* EXERCISE GOAL *
A faithful copy of all the data is required; pictures should not be included.
++++++++++
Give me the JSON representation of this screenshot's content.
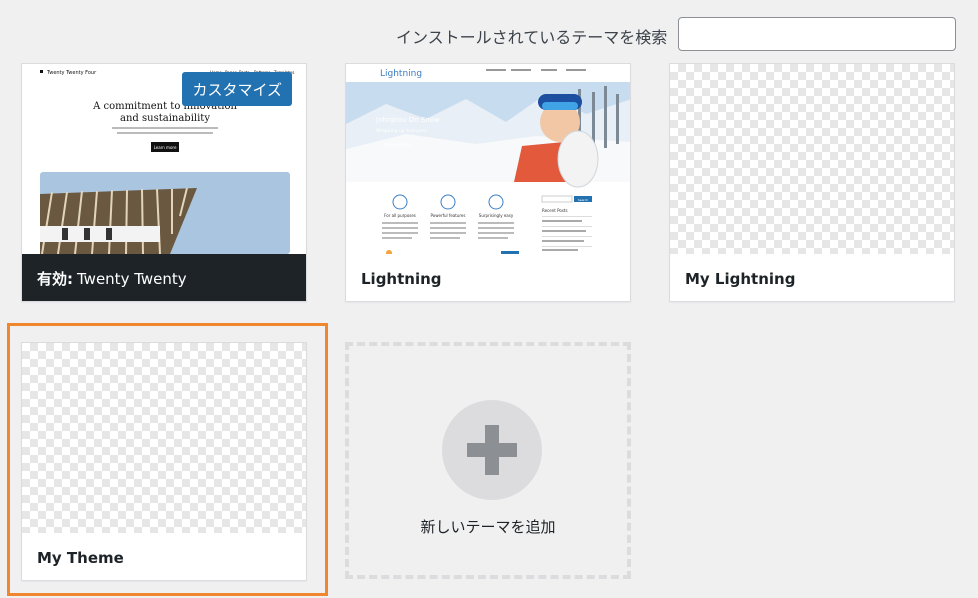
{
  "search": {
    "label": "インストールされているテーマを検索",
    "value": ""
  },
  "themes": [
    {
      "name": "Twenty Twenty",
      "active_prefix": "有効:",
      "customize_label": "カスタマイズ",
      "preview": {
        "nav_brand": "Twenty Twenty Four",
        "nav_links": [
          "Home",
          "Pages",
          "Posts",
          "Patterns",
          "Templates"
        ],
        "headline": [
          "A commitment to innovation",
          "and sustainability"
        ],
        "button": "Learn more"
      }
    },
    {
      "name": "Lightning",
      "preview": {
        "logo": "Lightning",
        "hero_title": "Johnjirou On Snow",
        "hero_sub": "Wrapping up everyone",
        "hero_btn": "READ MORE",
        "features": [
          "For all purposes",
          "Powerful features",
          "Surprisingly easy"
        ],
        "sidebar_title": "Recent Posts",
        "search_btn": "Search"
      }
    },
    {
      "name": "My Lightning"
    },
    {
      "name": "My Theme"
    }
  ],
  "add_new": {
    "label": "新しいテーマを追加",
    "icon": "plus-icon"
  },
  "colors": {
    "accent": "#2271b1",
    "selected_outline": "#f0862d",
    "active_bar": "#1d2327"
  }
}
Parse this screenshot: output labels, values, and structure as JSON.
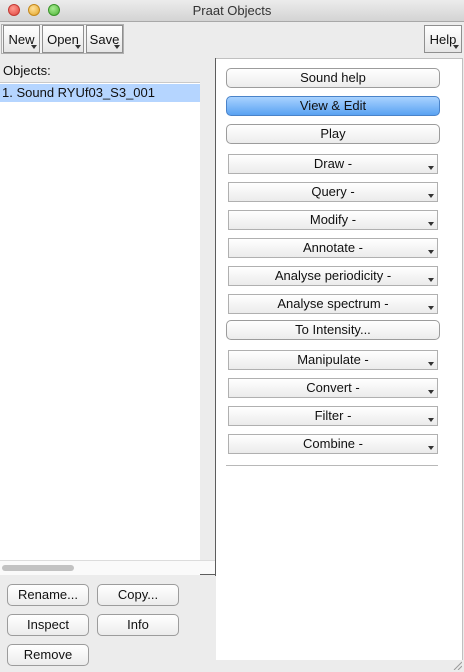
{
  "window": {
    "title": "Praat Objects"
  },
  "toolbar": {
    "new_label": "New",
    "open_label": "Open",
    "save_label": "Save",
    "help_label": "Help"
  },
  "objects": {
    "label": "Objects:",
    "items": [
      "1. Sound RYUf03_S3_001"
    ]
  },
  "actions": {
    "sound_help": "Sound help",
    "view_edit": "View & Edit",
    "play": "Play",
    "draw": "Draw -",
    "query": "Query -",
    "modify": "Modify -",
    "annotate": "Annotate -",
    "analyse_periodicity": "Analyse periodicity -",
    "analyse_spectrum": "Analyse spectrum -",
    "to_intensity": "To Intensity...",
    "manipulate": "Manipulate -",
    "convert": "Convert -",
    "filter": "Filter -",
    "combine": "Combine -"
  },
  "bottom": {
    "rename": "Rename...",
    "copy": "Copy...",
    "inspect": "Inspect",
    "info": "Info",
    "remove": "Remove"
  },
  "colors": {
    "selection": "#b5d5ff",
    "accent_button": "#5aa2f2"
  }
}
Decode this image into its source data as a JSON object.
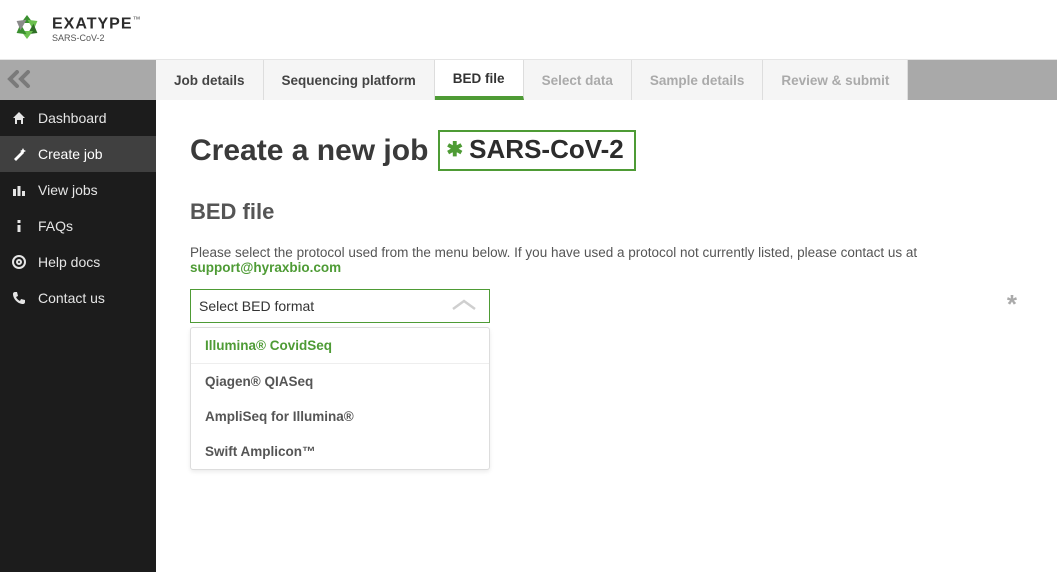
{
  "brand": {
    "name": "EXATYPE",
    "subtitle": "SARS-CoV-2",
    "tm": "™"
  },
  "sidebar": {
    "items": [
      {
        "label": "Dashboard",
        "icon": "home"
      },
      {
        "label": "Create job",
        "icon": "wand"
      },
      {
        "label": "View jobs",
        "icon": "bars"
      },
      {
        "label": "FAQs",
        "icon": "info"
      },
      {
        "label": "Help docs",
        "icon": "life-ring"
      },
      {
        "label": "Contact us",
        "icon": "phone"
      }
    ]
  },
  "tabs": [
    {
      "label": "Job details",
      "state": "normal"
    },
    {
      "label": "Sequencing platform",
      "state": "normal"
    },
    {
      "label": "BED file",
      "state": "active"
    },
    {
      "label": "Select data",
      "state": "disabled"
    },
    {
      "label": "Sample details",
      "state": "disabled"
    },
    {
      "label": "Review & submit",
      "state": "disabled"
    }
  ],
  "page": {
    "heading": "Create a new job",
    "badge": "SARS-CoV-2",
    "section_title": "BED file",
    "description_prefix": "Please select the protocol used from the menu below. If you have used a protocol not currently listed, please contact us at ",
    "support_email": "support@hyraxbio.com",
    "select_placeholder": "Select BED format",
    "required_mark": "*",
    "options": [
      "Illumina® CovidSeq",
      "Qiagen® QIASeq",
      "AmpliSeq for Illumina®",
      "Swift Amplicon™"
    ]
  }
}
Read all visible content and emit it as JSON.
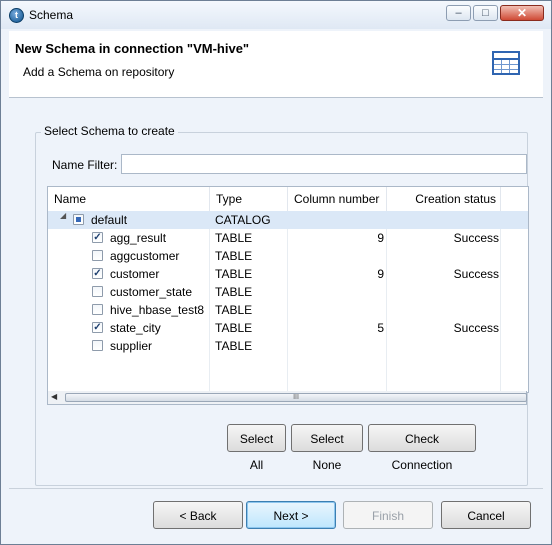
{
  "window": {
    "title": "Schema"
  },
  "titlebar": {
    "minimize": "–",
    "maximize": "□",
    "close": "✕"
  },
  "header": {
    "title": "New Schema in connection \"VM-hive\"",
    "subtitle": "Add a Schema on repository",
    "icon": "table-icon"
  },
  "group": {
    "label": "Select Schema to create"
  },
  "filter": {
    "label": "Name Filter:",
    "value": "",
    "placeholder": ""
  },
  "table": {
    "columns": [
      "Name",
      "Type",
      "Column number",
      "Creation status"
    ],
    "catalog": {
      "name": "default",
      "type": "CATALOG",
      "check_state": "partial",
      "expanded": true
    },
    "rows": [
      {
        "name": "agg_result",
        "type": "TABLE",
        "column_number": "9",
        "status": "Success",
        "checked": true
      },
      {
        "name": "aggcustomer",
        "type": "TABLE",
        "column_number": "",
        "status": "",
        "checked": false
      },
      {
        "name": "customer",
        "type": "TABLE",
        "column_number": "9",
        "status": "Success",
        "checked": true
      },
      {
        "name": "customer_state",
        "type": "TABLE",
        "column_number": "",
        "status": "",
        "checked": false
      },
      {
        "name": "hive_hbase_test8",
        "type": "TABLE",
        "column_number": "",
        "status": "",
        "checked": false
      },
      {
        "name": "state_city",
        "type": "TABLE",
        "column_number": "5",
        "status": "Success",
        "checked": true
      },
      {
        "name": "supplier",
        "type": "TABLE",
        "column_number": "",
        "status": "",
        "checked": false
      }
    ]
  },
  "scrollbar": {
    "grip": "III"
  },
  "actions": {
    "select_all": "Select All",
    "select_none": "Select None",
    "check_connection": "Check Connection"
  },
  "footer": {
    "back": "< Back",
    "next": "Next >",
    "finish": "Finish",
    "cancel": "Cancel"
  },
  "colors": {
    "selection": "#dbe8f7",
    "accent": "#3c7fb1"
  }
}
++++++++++
* YOUR SOLUTION *
Give me the JSON representation of this screenshot's content.
{
  "search": {
    "label": "インストールされているテーマを検索",
    "value": ""
  },
  "themes": [
    {
      "name": "Twenty Twenty",
      "active_prefix": "有効:",
      "customize_label": "カスタマイズ",
      "preview": {
        "nav_brand": "Twenty Twenty Four",
        "nav_links": [
          "Home",
          "Pages",
          "Posts",
          "Patterns",
          "Templates"
        ],
        "headline": [
          "A commitment to innovation",
          "and sustainability"
        ],
        "button": "Learn more"
      }
    },
    {
      "name": "Lightning",
      "preview": {
        "logo": "Lightning",
        "hero_title": "Johnjirou On Snow",
        "hero_sub": "Wrapping up everyone",
        "hero_btn": "READ MORE",
        "features": [
          "For all purposes",
          "Powerful features",
          "Surprisingly easy"
        ],
        "sidebar_title": "Recent Posts",
        "search_btn": "Search"
      }
    },
    {
      "name": "My Lightning"
    },
    {
      "name": "My Theme"
    }
  ],
  "add_new": {
    "label": "新しいテーマを追加",
    "icon": "plus-icon"
  },
  "colors": {
    "accent": "#2271b1",
    "selected_outline": "#f0862d",
    "active_bar": "#1d2327"
  }
}
Parse this screenshot: output labels, values, and structure as JSON.
{
  "window": {
    "title": "Praat Objects"
  },
  "toolbar": {
    "new_label": "New",
    "open_label": "Open",
    "save_label": "Save",
    "help_label": "Help"
  },
  "objects": {
    "label": "Objects:",
    "items": [
      "1. Sound RYUf03_S3_001"
    ]
  },
  "actions": {
    "sound_help": "Sound help",
    "view_edit": "View & Edit",
    "play": "Play",
    "draw": "Draw -",
    "query": "Query -",
    "modify": "Modify -",
    "annotate": "Annotate -",
    "analyse_periodicity": "Analyse periodicity -",
    "analyse_spectrum": "Analyse spectrum -",
    "to_intensity": "To Intensity...",
    "manipulate": "Manipulate -",
    "convert": "Convert -",
    "filter": "Filter -",
    "combine": "Combine -"
  },
  "bottom": {
    "rename": "Rename...",
    "copy": "Copy...",
    "inspect": "Inspect",
    "info": "Info",
    "remove": "Remove"
  },
  "colors": {
    "selection": "#b5d5ff",
    "accent_button": "#5aa2f2"
  }
}
Decode this image into its source data as a JSON object.
{
  "brand": {
    "name": "EXATYPE",
    "subtitle": "SARS-CoV-2",
    "tm": "™"
  },
  "sidebar": {
    "items": [
      {
        "label": "Dashboard",
        "icon": "home"
      },
      {
        "label": "Create job",
        "icon": "wand"
      },
      {
        "label": "View jobs",
        "icon": "bars"
      },
      {
        "label": "FAQs",
        "icon": "info"
      },
      {
        "label": "Help docs",
        "icon": "life-ring"
      },
      {
        "label": "Contact us",
        "icon": "phone"
      }
    ]
  },
  "tabs": [
    {
      "label": "Job details",
      "state": "normal"
    },
    {
      "label": "Sequencing platform",
      "state": "normal"
    },
    {
      "label": "BED file",
      "state": "active"
    },
    {
      "label": "Select data",
      "state": "disabled"
    },
    {
      "label": "Sample details",
      "state": "disabled"
    },
    {
      "label": "Review & submit",
      "state": "disabled"
    }
  ],
  "page": {
    "heading": "Create a new job",
    "badge": "SARS-CoV-2",
    "section_title": "BED file",
    "description_prefix": "Please select the protocol used from the menu below. If you have used a protocol not currently listed, please contact us at ",
    "support_email": "support@hyraxbio.com",
    "select_placeholder": "Select BED format",
    "required_mark": "*",
    "options": [
      "Illumina® CovidSeq",
      "Qiagen® QIASeq",
      "AmpliSeq for Illumina®",
      "Swift Amplicon™"
    ]
  }
}
Read all visible content and emit it as JSON.
{
  "window": {
    "title": "Schema"
  },
  "titlebar": {
    "minimize": "–",
    "maximize": "□",
    "close": "✕"
  },
  "header": {
    "title": "New Schema in connection \"VM-hive\"",
    "subtitle": "Add a Schema on repository",
    "icon": "table-icon"
  },
  "group": {
    "label": "Select Schema to create"
  },
  "filter": {
    "label": "Name Filter:",
    "value": "",
    "placeholder": ""
  },
  "table": {
    "columns": [
      "Name",
      "Type",
      "Column number",
      "Creation status"
    ],
    "catalog": {
      "name": "default",
      "type": "CATALOG",
      "check_state": "partial",
      "expanded": true
    },
    "rows": [
      {
        "name": "agg_result",
        "type": "TABLE",
        "column_number": "9",
        "status": "Success",
        "checked": true
      },
      {
        "name": "aggcustomer",
        "type": "TABLE",
        "column_number": "",
        "status": "",
        "checked": false
      },
      {
        "name": "customer",
        "type": "TABLE",
        "column_number": "9",
        "status": "Success",
        "checked": true
      },
      {
        "name": "customer_state",
        "type": "TABLE",
        "column_number": "",
        "status": "",
        "checked": false
      },
      {
        "name": "hive_hbase_test8",
        "type": "TABLE",
        "column_number": "",
        "status": "",
        "checked": false
      },
      {
        "name": "state_city",
        "type": "TABLE",
        "column_number": "5",
        "status": "Success",
        "checked": true
      },
      {
        "name": "supplier",
        "type": "TABLE",
        "column_number": "",
        "status": "",
        "checked": false
      }
    ]
  },
  "scrollbar": {
    "grip": "III"
  },
  "actions": {
    "select_all": "Select All",
    "select_none": "Select None",
    "check_connection": "Check Connection"
  },
  "footer": {
    "back": "< Back",
    "next": "Next >",
    "finish": "Finish",
    "cancel": "Cancel"
  },
  "colors": {
    "selection": "#dbe8f7",
    "accent": "#3c7fb1"
  }
}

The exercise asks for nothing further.